◆ HOW TO COMPLETE THIS TASK ◆
Bring together copies of the lines in the data below that contain the word "icon".

(Dataset rows for apps and sites)
◆ ◆ ◆

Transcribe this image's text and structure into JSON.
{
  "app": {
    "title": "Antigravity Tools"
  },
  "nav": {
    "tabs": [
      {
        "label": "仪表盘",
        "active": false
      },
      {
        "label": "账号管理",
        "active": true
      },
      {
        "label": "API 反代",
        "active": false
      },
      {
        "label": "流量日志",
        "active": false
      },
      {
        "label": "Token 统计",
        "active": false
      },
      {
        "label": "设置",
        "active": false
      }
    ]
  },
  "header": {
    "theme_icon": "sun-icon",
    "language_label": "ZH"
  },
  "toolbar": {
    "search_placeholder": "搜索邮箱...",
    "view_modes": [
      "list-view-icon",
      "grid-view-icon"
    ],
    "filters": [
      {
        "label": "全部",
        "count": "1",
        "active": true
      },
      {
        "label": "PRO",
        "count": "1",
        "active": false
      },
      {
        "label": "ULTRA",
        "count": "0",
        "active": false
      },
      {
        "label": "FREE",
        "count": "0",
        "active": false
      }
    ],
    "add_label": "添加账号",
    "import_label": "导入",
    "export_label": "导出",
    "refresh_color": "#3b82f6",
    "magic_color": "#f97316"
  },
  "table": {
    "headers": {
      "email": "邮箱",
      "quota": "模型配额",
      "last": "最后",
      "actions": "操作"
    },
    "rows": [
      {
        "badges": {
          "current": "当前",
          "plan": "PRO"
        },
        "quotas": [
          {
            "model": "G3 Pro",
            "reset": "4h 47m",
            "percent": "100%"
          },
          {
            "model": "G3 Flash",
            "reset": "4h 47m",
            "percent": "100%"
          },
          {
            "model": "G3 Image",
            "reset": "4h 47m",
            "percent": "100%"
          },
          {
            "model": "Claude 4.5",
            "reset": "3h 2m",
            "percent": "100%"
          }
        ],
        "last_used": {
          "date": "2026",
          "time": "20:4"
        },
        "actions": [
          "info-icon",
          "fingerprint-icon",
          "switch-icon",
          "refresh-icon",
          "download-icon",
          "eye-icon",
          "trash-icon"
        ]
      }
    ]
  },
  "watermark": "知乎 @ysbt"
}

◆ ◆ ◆

◆ ANSWER BELOW ◆
    "theme_icon": "sun-icon",
      "list-view-icon",
      "grid-view-icon"
          "info-icon",
          "fingerprint-icon",
          "switch-icon",
          "refresh-icon",
          "download-icon",
          "eye-icon",
          "trash-icon"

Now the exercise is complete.